pastoral necessities of their flocks required; and there is the
strongest reason for believing that the stations named between Hazeroth
belong to the long interval of wandering. No certainty has yet been
attained in ascertaining the locale of many of these stations. There
must have been more than are recorded; for it is probable that those
only are noted where they remained some time, where the tabernacle was
pitched, and where Moses and the elders encamped, the people being
scattered for pasture in various directions. From Ezion-geber, for
instance, which stood at the head of the gulf of Akaba, to Kadesh,
could not be much less than the whole length of the great valley of the
Ghor, a distance of not less than a hundred miles, whatever might be
the exact situation of Kadesh; and, of course, there must have been
several intervening stations, though none are mentioned. The incidents
and stages of the rest of the journey to the plains of Moab are
sufficiently explicit from the preceding chapters.
18. Rithmah ("the place of the broom")--a station possibly in some
wady extending westward of the Ghor.
19. Rimmon-parez, or Rimmon--a city of Judah and Simeon
Libnah, so called from its white poplars
or, as some think, a white hill between Kadesh and Gaza
Rissah (El-arish); mount Shapher (Cassius); Moseroth, adjacent to mount
Hor, in Wady Mousa. Ezion-geber, near Akaba, a seaport on the western
shore of the Elanitic gulf; Wilderness of Zin, on the east side of the
peninsula of Sinai; Punon, in the rocky ravines of mount Hor and famous
for the mines and quarries in its vicinity as well as for its fruit
trees, now Tafyle, on the border of Edom; Abarim, a ridge of rugged
hills northwest of the Arnon--the part called Nebo was one of its
highest peaks--opposite Jericho. (See on
50-53. ye shall drive out all the inhabitants of the land from before
you--not, however, by expulsion, but extermination
and destroy all their pictures--obelisks for idolatrous worship
and destroy all their molten images, and quite pluck down all their
high places--by metonymy for all their groves and altars, and
materials of worship on the tops of hills.
54. ye shall divide the land by lot--The particular locality of
each tribe was to be determined in this manner while a line was to be
used in measuring the proportion
Ps 16:5, 6).
55. But if ye will not drive out the inhabitants of the land from
before you--No associations were to be formed with the inhabitants;
otherwise, "if ye let remain, they will be pricks in your eyes, and
thorns in your sides"--that is, they would prove troublesome and
dangerous neighbors, enticing to idolatry, and consequently depriving
you of the divine favor and blessing. The neglect of the counsel
against union with the idolatrous inhabitants became fatal to them.
This earnest admonition given to the Israelites in their peculiar

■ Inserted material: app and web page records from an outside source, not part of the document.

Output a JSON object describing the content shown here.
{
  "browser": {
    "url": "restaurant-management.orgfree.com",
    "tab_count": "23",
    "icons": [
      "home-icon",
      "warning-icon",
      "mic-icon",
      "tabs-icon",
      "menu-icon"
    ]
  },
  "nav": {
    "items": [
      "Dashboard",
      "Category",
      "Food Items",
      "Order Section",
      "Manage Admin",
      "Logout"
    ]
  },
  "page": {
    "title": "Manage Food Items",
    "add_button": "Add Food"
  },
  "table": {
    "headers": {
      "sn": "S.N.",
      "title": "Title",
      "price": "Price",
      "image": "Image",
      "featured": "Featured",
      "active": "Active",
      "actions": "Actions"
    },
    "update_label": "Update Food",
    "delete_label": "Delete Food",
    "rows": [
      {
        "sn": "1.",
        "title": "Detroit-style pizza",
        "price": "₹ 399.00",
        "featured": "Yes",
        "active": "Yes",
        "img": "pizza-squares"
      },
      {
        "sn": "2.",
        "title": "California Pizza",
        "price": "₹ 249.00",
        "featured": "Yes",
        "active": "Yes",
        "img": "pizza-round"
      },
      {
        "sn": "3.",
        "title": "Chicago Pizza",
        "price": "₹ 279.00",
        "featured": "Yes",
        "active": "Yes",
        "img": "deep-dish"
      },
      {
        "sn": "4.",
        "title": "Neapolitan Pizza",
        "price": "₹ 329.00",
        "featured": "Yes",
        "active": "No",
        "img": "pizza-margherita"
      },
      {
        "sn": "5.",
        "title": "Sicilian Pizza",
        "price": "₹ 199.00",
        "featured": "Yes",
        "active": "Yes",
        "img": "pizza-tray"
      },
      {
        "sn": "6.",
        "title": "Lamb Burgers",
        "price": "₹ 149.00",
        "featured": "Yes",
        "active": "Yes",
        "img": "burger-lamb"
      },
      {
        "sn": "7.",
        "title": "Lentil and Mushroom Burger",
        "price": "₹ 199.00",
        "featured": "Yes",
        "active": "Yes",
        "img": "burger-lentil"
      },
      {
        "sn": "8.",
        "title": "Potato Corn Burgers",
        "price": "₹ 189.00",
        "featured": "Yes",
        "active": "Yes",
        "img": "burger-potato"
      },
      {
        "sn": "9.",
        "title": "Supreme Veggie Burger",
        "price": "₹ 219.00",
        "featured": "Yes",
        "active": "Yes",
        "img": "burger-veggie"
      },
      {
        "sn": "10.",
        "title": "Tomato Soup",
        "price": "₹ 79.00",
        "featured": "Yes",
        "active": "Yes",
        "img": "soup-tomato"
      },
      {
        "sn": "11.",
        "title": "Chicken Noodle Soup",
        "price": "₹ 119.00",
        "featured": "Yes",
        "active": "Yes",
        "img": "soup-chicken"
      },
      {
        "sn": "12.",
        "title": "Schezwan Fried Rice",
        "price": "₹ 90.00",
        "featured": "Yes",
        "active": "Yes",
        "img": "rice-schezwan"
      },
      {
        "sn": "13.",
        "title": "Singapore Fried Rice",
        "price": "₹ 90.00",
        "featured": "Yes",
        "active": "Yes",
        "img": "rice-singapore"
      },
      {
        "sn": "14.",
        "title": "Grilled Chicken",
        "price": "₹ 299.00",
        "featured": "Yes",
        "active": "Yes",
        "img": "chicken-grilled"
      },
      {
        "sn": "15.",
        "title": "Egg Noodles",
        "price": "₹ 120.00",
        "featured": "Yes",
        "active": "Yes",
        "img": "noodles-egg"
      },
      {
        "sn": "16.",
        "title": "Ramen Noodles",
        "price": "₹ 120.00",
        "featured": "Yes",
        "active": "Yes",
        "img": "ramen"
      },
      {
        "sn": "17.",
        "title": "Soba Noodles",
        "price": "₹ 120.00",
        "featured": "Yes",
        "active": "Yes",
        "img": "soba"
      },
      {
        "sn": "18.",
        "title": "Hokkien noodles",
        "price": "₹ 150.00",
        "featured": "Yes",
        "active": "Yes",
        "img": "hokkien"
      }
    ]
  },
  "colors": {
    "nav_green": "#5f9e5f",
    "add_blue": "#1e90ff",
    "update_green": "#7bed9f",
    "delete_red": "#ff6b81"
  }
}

circumstances conveys a salutary lesson to us to allow no lurking
habits of sin to remain in us. That spiritual enemy must be eradicated
from our nature; otherwise it will be ruinous to our present peace and